Jonathan Beale
The second round of redundancies resulted in losses of more than 4,000 military personnel in June last year.

In each case, almost two-thirds of those selected had volunteered to leave the armed forces.

Both the Royal Navy and Royal Air Force are not expected to be included in this latest round of redundancies, with natural wastage and a recruitment freeze in some areas making up the rest of the cutbacks they need to make.

Our correspondent said this third round would be the largest set of cuts faced by the Army so far, and would begin on Tuesday with the identification of the specialisms and ranks to go.

He added: “The majority of those who’ve been made redundant in the first two rounds have been volunteers.

“But the longer the process, the more brutal it becomes – with a higher proportion this time expected to be forced to leave.”

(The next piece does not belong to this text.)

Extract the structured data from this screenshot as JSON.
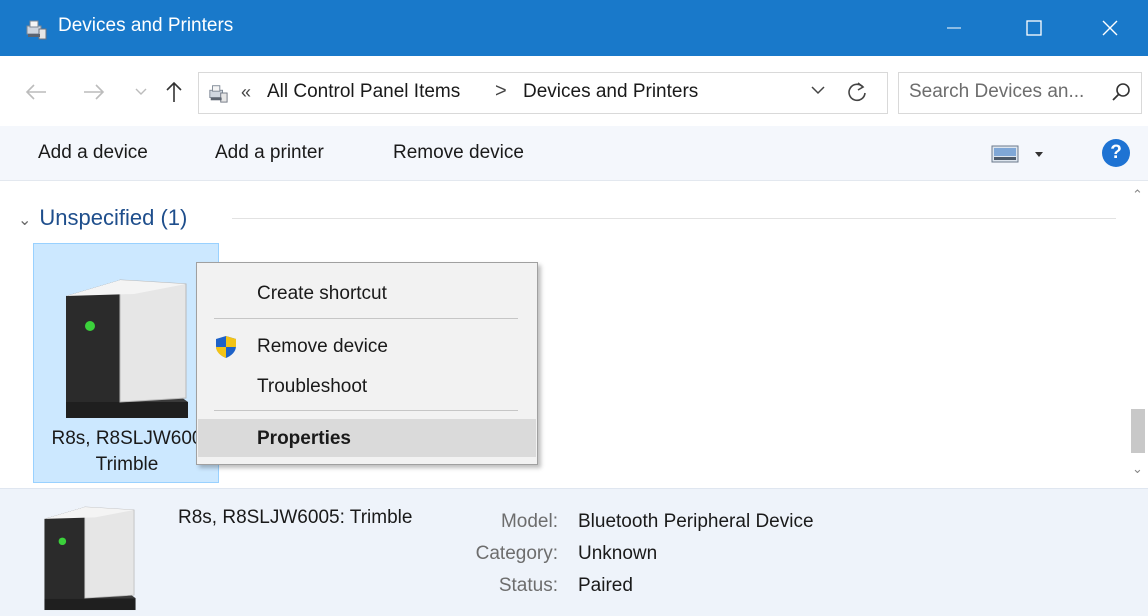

The MoD insists personnel deployed or about to be deployed to Afghanistan will be exempt from the process.